The Mets did just that. And arrogance is the word for it, said Philip Gonzalez, a retired New York police officer.

Mr. Gonzalez stood outside Shea Stadium yesterday morning with a knot of men hanging around in the hope of catching players as they arrived to clean out their lockers. He was looking for José Reyes, the Mets’ talented but sulky shortstop. He settled for an autograph from Omar Minaya, the team’s general manager, who seemed in good spirits for someone who had just presided over disaster.

“They were much too confident,” Mr. Gonzalez said of the Mets’ meltdown. “They didn’t dig in like typical New Yorkers.”

It is the conceit of most New Yorkers that they are a singularly determined breed, the embodiment of “Invictus,” heads unbowed no matter how bloody. However valid that self-perception may be, New York has also proved time and again that it is on more than nodding terms with hubris.

Hubris helps to explain a new governor who rapidly squanders his 70 percent election triumph by bullying those who disagree with him and treating them as moral, intellectual and ethical inferiors. It helps to explain a mayor who doesn’t bother to build a political consensus before unveiling a congestion pricing plan certain to stir controversy. It helps to explain a former mayor who put his emergency command center inside a known terrorist target.
Hubris helps to explain rappers who feel above the law, labor leaders caught with hands in the till, Madison Square Garden executives who treat women with disdain, and perhaps newspapers that win prizes and then become tainted by scandal.

The Mets are but the latest to show that hubris can lead to tragedy — not that the team’s principal owner, Fred Wilpon, would necessarily buy that argument.

He went to Shea Stadium yesterday. As he walked in, he was asked for an autograph by Sgt. First Class James Earl Lancaster Jr. of the United States Army. Sergeant Lancaster, who said he had orders to head to Afghanistan in a few weeks, was in uniform.

Mr. Wilpon said he had spoken with the sergeant’s “boss” after the Sunday debacle. He meant President Bush, once a part-owner of the Texas Rangers.
“I told your boss this is not a tragedy,” Mr. Wilpon said. “Tragedy is when one of yours” — and here he pointed to Sergeant Lancaster — “comes home from over there missing an arm.”

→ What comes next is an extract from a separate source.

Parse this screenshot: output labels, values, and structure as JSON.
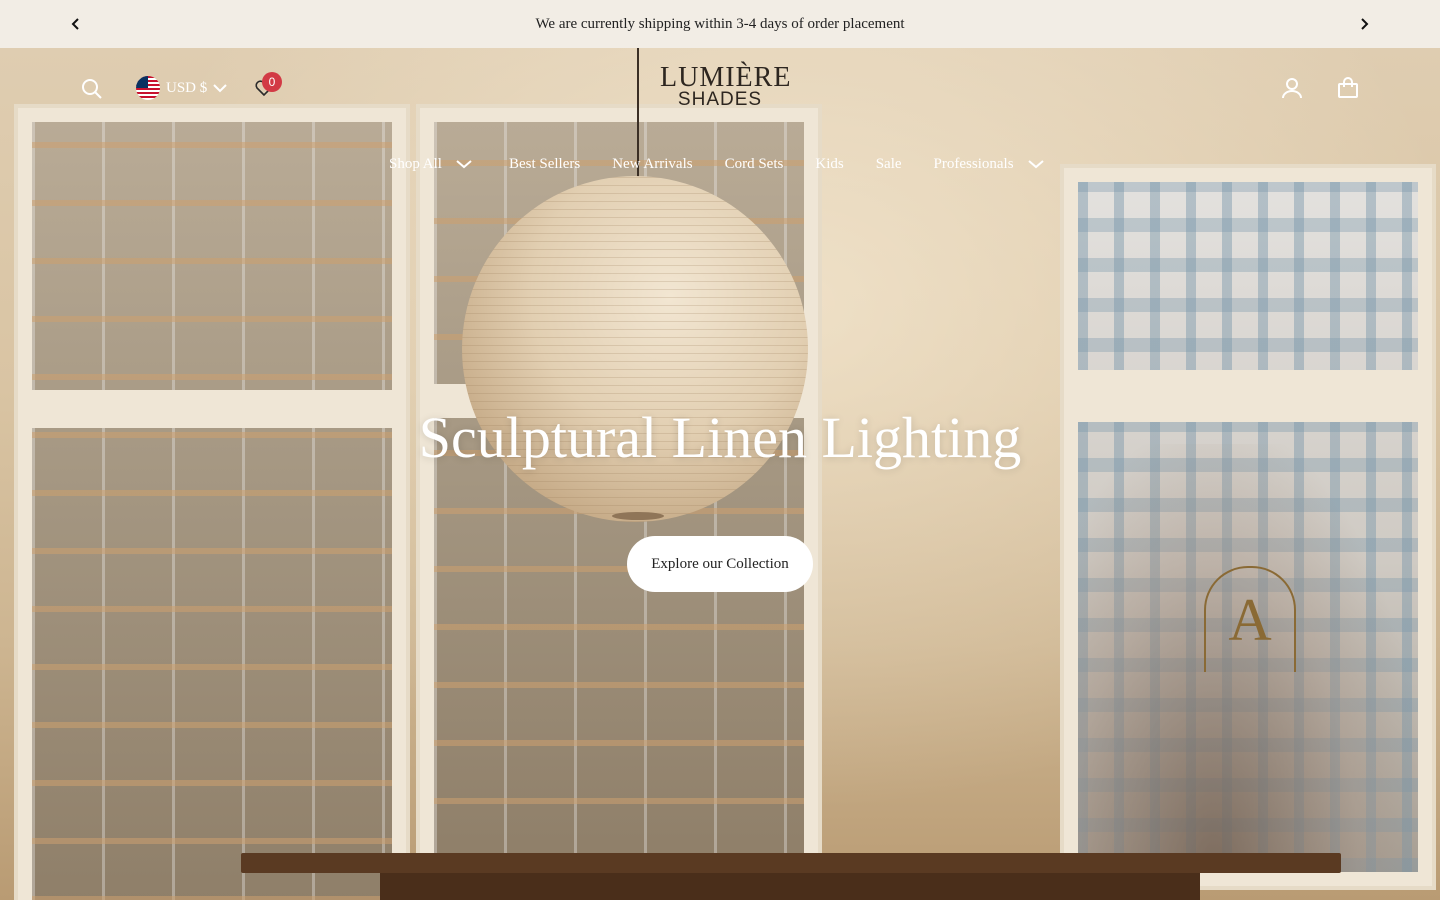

Maybe he had the world in proper perspective. Still, on this day, it was hard not to feel that if Euripides were around, probably writing for Broadway, he might have concluded that those whom the gods would destroy, they first make Mets.

Copyright 2007 The New York Times Company

October 2nd, 2007, 06:16 PM
Ow. Ow ow ow ow ow.

ali r.
{downtown broker}

October 3rd, 2007, 06:23 PM
As a huge Mets fan, I am really crushed about the Mets melting down at the end of the season. But any baseball fan would of saw this coming. Omar didn't do a damn thing in the offseason or trading deadline to replace key players in the bullpen. Our pitching staff was either old (Glavine, El Duque) or erratic (Perez, Maine,) or hurt (Martinez, El Duque) Pedro was out for a good chuck of the season, so we didn't really had that one super-star pitcher that we could count on.

Our hitting wasn't as good as it was back last season. I don't expect the Mets to pound teams for 7+ runs a games, but it's crazy that the Mets would have games in witch they would score at most 2 runs.

Another factor was Reyes. This guy became a pop-up machine in starting in late August. This guy tries to hit every thing to center field. He is a fast base-runner.. BUNT!! if you can't get a hit!!!

Most of all, the bullpen. Mota, Sosa, Schoenweis, Heilman, Wagner all had their breakdown moments this season. Ah... tough to watch.

October 3rd, 2007, 11:58 PM
The Mets will get Johan Santana in the off season, and if they don't at least make the NLCS next season, Willie and Omar will be gone. Not exactly a bold prediction.

October 10th, 2007, 04:33 AM
When you make comments like "We're so good that we get bored with the rest of the league", and "We can start winning whenever we want", you deserve to lose and get a smack in the face wake up call and a slam back down to the hard mat of reality. There heads got larger than Mr. Mets's plain and simple. I hope they got plenty of room for all that humble pie they'll be eating all off season.